§ WHAT TO WORK ON:
Below is a block of records. Copy every line in it that contains the word "Sequence".
# # # # #
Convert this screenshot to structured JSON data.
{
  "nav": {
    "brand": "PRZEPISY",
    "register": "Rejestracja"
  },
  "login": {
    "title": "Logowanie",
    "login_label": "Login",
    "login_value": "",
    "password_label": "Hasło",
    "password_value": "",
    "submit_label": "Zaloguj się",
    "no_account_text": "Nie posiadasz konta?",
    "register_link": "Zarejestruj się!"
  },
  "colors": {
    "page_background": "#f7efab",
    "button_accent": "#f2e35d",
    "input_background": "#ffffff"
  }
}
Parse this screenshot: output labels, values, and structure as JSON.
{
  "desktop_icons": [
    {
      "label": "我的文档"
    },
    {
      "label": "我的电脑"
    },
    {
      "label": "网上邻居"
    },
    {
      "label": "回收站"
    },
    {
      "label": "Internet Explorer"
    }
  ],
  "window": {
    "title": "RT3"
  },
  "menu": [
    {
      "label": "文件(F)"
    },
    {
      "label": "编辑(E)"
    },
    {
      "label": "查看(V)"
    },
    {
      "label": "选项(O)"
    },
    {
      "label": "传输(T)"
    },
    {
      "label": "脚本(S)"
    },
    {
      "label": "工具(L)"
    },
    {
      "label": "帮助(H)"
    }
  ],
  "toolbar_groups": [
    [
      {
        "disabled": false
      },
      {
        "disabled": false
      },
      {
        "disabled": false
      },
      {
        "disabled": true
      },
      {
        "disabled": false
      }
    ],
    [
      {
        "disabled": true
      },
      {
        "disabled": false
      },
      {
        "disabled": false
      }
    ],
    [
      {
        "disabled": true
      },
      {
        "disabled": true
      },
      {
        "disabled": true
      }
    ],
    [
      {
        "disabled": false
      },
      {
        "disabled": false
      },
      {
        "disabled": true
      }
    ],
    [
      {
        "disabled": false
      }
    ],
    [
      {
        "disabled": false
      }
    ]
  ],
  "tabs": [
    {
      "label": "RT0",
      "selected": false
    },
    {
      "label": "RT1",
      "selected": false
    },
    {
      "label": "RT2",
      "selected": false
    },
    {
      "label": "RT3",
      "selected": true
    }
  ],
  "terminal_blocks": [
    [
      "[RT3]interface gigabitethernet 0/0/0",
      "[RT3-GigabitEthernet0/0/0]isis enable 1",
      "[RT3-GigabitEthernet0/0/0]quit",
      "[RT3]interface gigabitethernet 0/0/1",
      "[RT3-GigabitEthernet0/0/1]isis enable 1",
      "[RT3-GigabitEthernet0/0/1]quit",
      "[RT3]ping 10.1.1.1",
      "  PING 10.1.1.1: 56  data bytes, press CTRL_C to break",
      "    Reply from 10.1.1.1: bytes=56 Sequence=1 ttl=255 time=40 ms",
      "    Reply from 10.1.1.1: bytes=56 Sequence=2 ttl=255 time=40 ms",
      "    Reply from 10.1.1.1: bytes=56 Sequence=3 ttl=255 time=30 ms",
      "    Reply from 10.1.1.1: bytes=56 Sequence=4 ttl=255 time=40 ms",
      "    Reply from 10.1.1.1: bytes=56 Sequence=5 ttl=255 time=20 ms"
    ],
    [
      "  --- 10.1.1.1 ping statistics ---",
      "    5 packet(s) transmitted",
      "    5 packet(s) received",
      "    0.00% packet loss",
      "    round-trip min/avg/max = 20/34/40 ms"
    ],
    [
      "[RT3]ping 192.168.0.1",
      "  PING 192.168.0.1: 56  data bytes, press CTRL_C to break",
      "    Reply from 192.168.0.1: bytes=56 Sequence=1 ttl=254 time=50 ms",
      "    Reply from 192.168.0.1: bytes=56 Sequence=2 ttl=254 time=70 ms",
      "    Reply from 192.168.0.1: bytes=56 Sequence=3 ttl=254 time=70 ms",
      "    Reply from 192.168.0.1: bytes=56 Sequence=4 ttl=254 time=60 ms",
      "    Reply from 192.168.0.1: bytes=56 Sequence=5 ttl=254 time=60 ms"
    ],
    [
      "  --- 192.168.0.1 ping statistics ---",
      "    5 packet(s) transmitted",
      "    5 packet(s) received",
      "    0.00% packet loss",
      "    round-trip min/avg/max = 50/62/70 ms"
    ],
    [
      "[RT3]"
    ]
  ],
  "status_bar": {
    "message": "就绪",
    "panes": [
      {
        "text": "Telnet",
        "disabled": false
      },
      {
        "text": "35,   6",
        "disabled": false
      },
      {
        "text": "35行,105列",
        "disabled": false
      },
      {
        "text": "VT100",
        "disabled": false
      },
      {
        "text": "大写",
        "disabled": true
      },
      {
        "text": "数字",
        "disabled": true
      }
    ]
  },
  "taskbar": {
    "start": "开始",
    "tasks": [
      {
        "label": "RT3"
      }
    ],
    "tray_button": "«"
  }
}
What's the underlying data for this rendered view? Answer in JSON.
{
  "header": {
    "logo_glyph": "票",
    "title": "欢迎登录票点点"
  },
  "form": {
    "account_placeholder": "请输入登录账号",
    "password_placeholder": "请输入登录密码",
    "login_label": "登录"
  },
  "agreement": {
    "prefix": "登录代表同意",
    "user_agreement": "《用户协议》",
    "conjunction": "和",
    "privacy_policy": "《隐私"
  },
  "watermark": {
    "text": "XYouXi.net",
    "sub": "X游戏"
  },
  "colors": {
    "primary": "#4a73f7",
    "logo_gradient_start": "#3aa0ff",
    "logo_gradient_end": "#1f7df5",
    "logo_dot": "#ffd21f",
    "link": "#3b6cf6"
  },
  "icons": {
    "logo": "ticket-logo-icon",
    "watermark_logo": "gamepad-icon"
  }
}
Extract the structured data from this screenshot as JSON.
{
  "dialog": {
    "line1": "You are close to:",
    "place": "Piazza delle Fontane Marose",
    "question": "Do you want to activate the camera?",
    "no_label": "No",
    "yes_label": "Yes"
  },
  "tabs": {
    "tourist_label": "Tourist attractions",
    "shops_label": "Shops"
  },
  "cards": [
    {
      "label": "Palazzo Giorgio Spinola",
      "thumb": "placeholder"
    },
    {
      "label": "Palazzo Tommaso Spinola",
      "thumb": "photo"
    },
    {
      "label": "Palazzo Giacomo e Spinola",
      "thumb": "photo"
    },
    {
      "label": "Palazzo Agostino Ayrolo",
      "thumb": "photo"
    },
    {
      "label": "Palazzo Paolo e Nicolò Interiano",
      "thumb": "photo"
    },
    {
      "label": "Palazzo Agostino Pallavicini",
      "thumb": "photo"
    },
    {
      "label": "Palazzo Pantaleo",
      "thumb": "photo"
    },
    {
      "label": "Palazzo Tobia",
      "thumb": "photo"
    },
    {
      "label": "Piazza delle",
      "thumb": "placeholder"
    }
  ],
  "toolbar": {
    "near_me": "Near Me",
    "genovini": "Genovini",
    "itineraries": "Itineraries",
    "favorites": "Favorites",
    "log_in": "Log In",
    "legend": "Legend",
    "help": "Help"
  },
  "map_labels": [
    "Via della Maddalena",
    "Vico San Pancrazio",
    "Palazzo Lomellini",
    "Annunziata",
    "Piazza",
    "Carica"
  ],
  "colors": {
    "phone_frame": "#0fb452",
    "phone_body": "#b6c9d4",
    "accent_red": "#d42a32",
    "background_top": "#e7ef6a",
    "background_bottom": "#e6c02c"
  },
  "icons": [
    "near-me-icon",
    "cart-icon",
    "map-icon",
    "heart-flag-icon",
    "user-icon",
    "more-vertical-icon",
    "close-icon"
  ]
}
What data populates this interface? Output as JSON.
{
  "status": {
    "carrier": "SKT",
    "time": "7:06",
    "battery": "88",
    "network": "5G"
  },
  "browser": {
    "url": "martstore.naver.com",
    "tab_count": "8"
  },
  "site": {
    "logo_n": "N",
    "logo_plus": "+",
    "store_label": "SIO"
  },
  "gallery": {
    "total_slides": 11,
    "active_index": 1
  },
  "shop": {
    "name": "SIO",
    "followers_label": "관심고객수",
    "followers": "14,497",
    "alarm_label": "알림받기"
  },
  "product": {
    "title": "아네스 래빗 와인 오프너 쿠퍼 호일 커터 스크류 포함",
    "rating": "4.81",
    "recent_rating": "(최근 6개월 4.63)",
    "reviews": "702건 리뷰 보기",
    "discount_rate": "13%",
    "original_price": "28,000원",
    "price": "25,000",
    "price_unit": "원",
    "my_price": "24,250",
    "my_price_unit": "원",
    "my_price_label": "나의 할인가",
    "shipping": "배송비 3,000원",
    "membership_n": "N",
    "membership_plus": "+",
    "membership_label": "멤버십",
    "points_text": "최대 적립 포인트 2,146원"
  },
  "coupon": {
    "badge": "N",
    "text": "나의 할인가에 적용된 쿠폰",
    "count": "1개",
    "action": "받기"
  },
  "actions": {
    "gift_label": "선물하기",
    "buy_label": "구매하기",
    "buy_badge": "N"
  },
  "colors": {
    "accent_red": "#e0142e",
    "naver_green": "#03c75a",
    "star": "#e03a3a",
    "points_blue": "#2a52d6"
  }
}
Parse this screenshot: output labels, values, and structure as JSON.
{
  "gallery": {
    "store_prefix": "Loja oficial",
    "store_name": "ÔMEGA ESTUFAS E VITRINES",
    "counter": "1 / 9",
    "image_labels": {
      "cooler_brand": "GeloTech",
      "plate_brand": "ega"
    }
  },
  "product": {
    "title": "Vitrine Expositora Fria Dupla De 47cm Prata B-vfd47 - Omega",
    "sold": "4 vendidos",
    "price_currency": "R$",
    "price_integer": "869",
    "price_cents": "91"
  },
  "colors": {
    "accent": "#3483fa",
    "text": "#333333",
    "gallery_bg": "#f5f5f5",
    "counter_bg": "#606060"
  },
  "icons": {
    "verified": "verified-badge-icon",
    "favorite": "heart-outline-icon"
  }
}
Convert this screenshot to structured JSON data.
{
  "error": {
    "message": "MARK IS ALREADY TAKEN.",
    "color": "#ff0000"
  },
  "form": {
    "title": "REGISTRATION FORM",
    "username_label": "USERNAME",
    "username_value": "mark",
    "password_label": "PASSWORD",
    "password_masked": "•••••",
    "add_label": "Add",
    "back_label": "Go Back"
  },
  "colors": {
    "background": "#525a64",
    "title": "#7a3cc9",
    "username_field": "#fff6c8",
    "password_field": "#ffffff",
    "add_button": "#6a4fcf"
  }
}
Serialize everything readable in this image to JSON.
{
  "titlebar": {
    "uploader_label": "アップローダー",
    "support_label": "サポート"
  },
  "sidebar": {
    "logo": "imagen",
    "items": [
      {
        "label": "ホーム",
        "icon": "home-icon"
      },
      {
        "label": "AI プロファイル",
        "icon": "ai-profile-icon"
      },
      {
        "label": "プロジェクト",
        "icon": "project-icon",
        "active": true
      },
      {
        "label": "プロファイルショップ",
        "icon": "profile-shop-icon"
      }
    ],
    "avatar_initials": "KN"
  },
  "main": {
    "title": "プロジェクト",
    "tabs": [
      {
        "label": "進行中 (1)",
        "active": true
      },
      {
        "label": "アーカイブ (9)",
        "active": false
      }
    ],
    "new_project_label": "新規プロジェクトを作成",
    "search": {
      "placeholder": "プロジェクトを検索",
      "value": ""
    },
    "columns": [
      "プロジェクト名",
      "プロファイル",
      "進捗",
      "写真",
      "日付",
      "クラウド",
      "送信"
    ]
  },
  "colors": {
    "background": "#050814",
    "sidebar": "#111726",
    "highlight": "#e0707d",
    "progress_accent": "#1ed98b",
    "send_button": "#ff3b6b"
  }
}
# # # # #
§ EXERCISE RESPONSE:
      "    Reply from 10.1.1.1: bytes=56 Sequence=1 ttl=255 time=40 ms",
      "    Reply from 10.1.1.1: bytes=56 Sequence=2 ttl=255 time=40 ms",
      "    Reply from 10.1.1.1: bytes=56 Sequence=3 ttl=255 time=30 ms",
      "    Reply from 10.1.1.1: bytes=56 Sequence=4 ttl=255 time=40 ms",
      "    Reply from 10.1.1.1: bytes=56 Sequence=5 ttl=255 time=20 ms"
      "    Reply from 192.168.0.1: bytes=56 Sequence=1 ttl=254 time=50 ms",
      "    Reply from 192.168.0.1: bytes=56 Sequence=2 ttl=254 time=70 ms",
      "    Reply from 192.168.0.1: bytes=56 Sequence=3 ttl=254 time=70 ms",
      "    Reply from 192.168.0.1: bytes=56 Sequence=4 ttl=254 time=60 ms",
      "    Reply from 192.168.0.1: bytes=56 Sequence=5 ttl=254 time=60 ms"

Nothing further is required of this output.